• EXERCISE DIRECTIONS: Set down the records once more, please, exactly and with the pictures left out.
PROVIDED DATA section start
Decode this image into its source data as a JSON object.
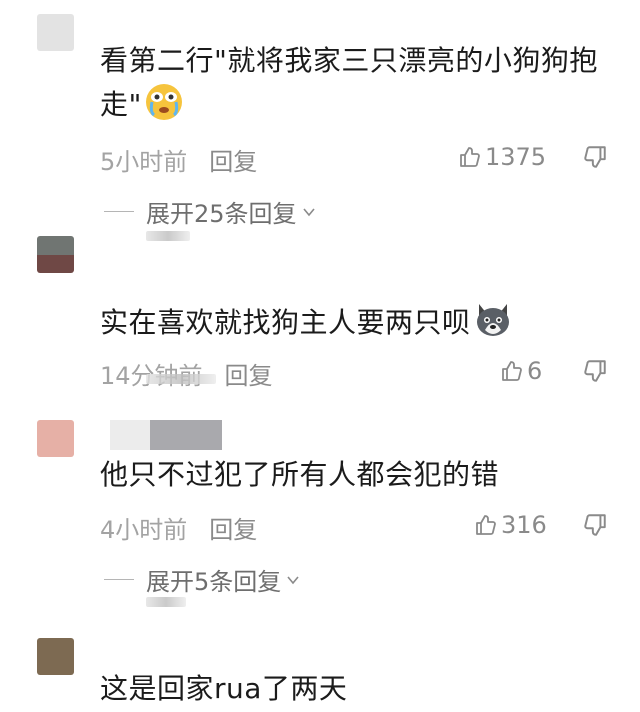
{
  "colors": {
    "text": "#1b1b1b",
    "meta": "#a3a3a3",
    "action": "#8a8a8a",
    "background": "#ffffff"
  },
  "comments": [
    {
      "text": "看第二行\"就将我家三只漂亮的小狗狗抱走\"",
      "emoji": "crying-emoji",
      "time": "5小时前",
      "reply_label": "回复",
      "likes": "1375",
      "expand": "展开25条回复",
      "avatar_colors": [
        "#e3e3e3",
        "#e3e3e3"
      ]
    },
    {
      "text": "实在喜欢就找狗主人要两只呗",
      "emoji": "husky-emoji",
      "time": "14分钟前",
      "reply_label": "回复",
      "likes": "6",
      "avatar_colors": [
        "#707572",
        "#6f4845"
      ]
    },
    {
      "text": "他只不过犯了所有人都会犯的错",
      "time": "4小时前",
      "reply_label": "回复",
      "likes": "316",
      "expand": "展开5条回复",
      "avatar_colors": [
        "#e6b0a6",
        "#e6b0a6"
      ]
    },
    {
      "text": "这是回家rua了两天",
      "avatar_colors": [
        "#7d6a52",
        "#7d6a52"
      ]
    }
  ]
}
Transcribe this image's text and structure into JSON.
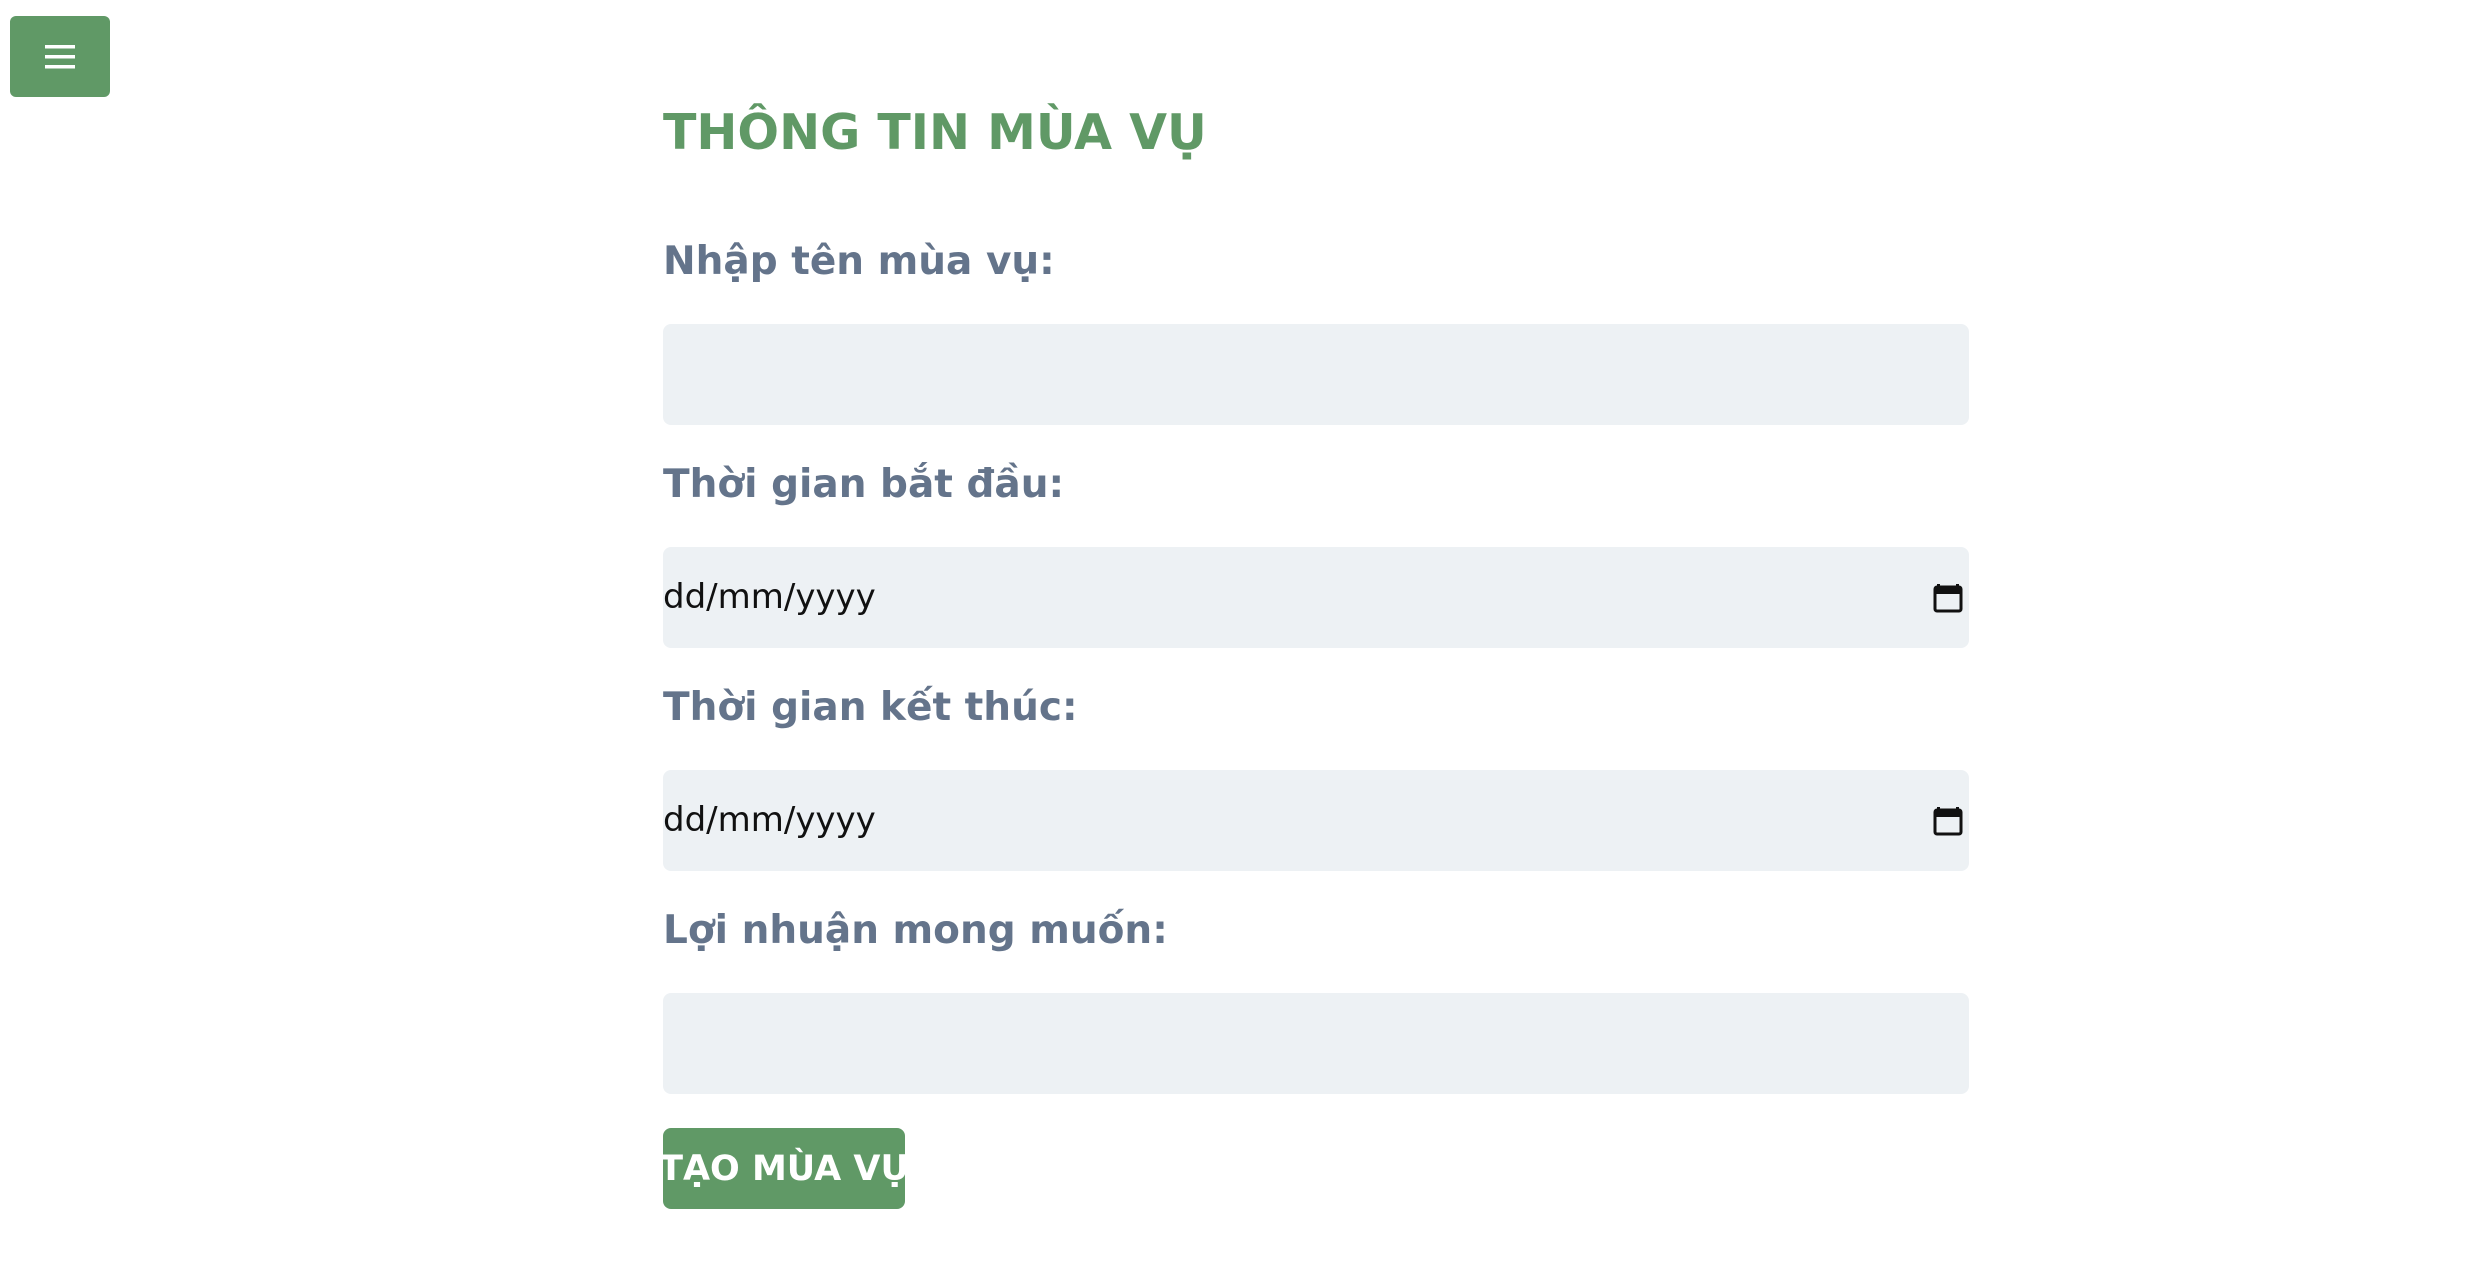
{
  "menu": {
    "icon": "hamburger-menu-icon"
  },
  "form": {
    "title": "THÔNG TIN MÙA VỤ",
    "season_name": {
      "label": "Nhập tên mùa vụ:",
      "value": ""
    },
    "start_date": {
      "label": "Thời gian bắt đầu:",
      "placeholder": "dd/mm/yyyy",
      "icon": "calendar-icon"
    },
    "end_date": {
      "label": "Thời gian kết thúc:",
      "placeholder": "dd/mm/yyyy",
      "icon": "calendar-icon"
    },
    "expected_profit": {
      "label": "Lợi nhuận mong muốn:",
      "value": ""
    },
    "submit_label": "TẠO MÙA VỤ"
  },
  "colors": {
    "accent": "#609966",
    "label": "#64748b",
    "field_bg": "#edf1f4"
  }
}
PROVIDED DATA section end
• WRITTEN ANSWER:
Decode this image into its source data as a JSON object.
{
  "colors": {
    "text": "#1b1b1b",
    "meta": "#a3a3a3",
    "action": "#8a8a8a",
    "background": "#ffffff"
  },
  "comments": [
    {
      "text": "看第二行\"就将我家三只漂亮的小狗狗抱走\"",
      "emoji": "crying-emoji",
      "time": "5小时前",
      "reply_label": "回复",
      "likes": "1375",
      "expand": "展开25条回复",
      "avatar_colors": [
        "#e3e3e3",
        "#e3e3e3"
      ]
    },
    {
      "text": "实在喜欢就找狗主人要两只呗",
      "emoji": "husky-emoji",
      "time": "14分钟前",
      "reply_label": "回复",
      "likes": "6",
      "avatar_colors": [
        "#707572",
        "#6f4845"
      ]
    },
    {
      "text": "他只不过犯了所有人都会犯的错",
      "time": "4小时前",
      "reply_label": "回复",
      "likes": "316",
      "expand": "展开5条回复",
      "avatar_colors": [
        "#e6b0a6",
        "#e6b0a6"
      ]
    },
    {
      "text": "这是回家rua了两天",
      "avatar_colors": [
        "#7d6a52",
        "#7d6a52"
      ]
    }
  ]
}
Transcribe this image's text and structure into JSON.
{
  "menu": {
    "icon": "hamburger-menu-icon"
  },
  "form": {
    "title": "THÔNG TIN MÙA VỤ",
    "season_name": {
      "label": "Nhập tên mùa vụ:",
      "value": ""
    },
    "start_date": {
      "label": "Thời gian bắt đầu:",
      "placeholder": "dd/mm/yyyy",
      "icon": "calendar-icon"
    },
    "end_date": {
      "label": "Thời gian kết thúc:",
      "placeholder": "dd/mm/yyyy",
      "icon": "calendar-icon"
    },
    "expected_profit": {
      "label": "Lợi nhuận mong muốn:",
      "value": ""
    },
    "submit_label": "TẠO MÙA VỤ"
  },
  "colors": {
    "accent": "#609966",
    "label": "#64748b",
    "field_bg": "#edf1f4"
  }
}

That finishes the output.